Most folks are taken aback when they learn that marriage ≠ automatic citizenship.

For us, the journey to citizenship lasted nearly six years – from submitting our first application to receiving his naturalization paperwork. Even just typing that one sentence makes it feel like a nice and neat process.

What we learned in those six years of mess, anguish, fear, and countless prayers made us grow up quicker – and closer. Here’s what it looked like:

  1. Fiance visa – 1 year wait (If you are engaged and plan to live in the United States, this visa allows your novio(a) to cross the border and then you have 90 days to get married #reallife90dayfiance)
  2. Temporary permanent residency – approx. 6 month wait (SUPER fast in immigration standards – BUT during that waiting period Karlos wasn’t allowed to drive, work, or leave the country. It was the most stressful step of the process!)
  3. Permanent residency – 2 year wait (If you become a a resident based on marriage, your first step is “temporary permanent residency”. You have to reapply after 2 years to have that temporary status removed and prove that you’re happily, legitimately married.)
  4. Citizenship – 1 year wait (If you became a resident based on marriage, you can apply for citizenship after 3 years of being a permanent resident. So you basically pay for the non-conditional permanent residency and then immediately pay for the citizenship process to begin).

Total cost: $2,680*

*That’s just the total to file the correct paperwork.
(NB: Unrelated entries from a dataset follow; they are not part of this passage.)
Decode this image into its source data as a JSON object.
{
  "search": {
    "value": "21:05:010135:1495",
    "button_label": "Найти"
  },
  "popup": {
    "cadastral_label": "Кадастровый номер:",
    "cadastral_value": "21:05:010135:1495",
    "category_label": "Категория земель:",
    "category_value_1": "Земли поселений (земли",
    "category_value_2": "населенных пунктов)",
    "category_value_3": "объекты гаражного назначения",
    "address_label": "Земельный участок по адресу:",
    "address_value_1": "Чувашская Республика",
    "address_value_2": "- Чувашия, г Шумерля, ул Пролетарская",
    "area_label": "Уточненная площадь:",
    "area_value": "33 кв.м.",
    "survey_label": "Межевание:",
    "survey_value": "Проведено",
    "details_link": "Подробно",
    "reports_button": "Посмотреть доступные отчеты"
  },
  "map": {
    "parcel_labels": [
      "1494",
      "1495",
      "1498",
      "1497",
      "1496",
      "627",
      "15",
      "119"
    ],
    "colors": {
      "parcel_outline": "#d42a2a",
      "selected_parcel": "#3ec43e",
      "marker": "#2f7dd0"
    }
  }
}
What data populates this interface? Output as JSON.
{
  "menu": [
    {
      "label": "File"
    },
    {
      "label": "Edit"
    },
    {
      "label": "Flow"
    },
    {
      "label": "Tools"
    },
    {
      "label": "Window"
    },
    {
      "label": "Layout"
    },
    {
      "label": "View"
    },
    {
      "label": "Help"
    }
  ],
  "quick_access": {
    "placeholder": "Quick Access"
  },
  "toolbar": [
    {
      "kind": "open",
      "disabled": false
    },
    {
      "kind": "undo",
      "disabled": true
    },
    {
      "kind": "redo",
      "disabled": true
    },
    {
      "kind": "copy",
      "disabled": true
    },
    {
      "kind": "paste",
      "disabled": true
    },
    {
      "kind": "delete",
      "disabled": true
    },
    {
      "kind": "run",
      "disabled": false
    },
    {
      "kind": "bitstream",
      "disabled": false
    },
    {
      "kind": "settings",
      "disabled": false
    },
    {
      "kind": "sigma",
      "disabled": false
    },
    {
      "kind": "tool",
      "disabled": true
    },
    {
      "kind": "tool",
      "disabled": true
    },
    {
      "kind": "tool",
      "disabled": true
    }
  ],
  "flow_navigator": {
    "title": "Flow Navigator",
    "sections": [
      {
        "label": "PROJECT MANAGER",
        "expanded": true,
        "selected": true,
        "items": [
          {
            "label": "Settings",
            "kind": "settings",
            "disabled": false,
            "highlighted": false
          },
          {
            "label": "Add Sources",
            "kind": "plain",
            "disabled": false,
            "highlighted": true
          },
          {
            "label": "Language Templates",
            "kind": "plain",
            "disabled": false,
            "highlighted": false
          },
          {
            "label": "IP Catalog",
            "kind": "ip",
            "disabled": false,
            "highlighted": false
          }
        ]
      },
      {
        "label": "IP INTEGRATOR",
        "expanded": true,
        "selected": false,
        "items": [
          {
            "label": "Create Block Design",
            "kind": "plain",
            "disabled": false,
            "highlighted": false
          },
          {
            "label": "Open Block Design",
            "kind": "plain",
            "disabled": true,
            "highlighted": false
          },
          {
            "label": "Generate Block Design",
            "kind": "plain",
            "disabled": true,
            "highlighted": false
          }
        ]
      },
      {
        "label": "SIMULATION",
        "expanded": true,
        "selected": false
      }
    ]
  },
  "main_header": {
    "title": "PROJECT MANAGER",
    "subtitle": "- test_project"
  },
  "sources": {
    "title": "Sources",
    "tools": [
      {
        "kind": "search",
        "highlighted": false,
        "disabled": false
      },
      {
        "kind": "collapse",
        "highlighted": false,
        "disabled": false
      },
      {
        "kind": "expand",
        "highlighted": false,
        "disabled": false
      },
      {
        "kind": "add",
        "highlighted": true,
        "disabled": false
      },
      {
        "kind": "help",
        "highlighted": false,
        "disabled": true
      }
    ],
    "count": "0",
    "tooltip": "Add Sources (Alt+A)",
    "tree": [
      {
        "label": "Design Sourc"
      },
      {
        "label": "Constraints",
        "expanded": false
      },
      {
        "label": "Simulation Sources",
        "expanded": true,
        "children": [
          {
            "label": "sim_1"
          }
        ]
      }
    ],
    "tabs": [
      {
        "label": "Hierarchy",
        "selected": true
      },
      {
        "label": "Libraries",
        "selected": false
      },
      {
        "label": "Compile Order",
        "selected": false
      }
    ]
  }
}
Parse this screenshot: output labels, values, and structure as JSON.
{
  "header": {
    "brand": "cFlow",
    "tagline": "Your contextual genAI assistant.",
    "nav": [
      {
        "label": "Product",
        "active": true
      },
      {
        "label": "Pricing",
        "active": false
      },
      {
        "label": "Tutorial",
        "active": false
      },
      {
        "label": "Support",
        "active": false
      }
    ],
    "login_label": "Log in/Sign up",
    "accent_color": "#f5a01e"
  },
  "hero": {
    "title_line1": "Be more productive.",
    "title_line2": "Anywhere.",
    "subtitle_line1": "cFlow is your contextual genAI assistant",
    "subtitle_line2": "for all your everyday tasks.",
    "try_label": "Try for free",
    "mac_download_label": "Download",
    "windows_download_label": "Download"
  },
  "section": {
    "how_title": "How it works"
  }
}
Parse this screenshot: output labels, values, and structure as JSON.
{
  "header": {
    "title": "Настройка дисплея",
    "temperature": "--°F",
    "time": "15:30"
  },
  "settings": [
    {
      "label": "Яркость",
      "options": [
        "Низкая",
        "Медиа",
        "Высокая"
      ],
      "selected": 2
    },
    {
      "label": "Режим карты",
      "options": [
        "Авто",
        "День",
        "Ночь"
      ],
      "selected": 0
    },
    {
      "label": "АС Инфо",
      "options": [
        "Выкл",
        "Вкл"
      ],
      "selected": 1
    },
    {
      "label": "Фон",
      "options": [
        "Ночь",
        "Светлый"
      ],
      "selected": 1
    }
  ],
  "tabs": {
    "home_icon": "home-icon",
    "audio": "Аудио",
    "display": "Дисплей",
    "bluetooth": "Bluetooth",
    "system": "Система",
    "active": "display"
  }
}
It does not include any lawyer fees, travel costs to get the in-person interviews, required medical exams, loss of income during “wait times”, etc.

We could not have made it through those first six years without nuestra comunidad. The folks that…

…cheered us on and double checked our paperwork

…moved all our earthly possessions and filled our fridge when we were on our honeymoon

…hired Karlitos when he was finally able to work, but still just learning English

…let us sleep on their living room floor when we moved across the country

…(parents that understood that) we did not want to start a family until Karlos received his citizenship for the very real fear of deportation that so many families face on a daily basis

…church families and our CSM family that prayed over us for years – speaking truth, calming fears, and giving encouragement along the way

So many prayers, tears and cashier's checks went into the making of this photo!

So many prayers, tears and cashier’s checks went into the making of this photo!

From the moment we submitted our first round of paperwork to the moment Karlos received his US passport, three things have become glaringly clear – we are grateful that mi amor had a “line to wait in”, our current immigration system is broken, and we pray for reform of that system.

Throughout this journey, our paths have crossed with some amazing families, each having their own unique immigration story – whether having come to this country this generation or a few back.

What’s your family’s story?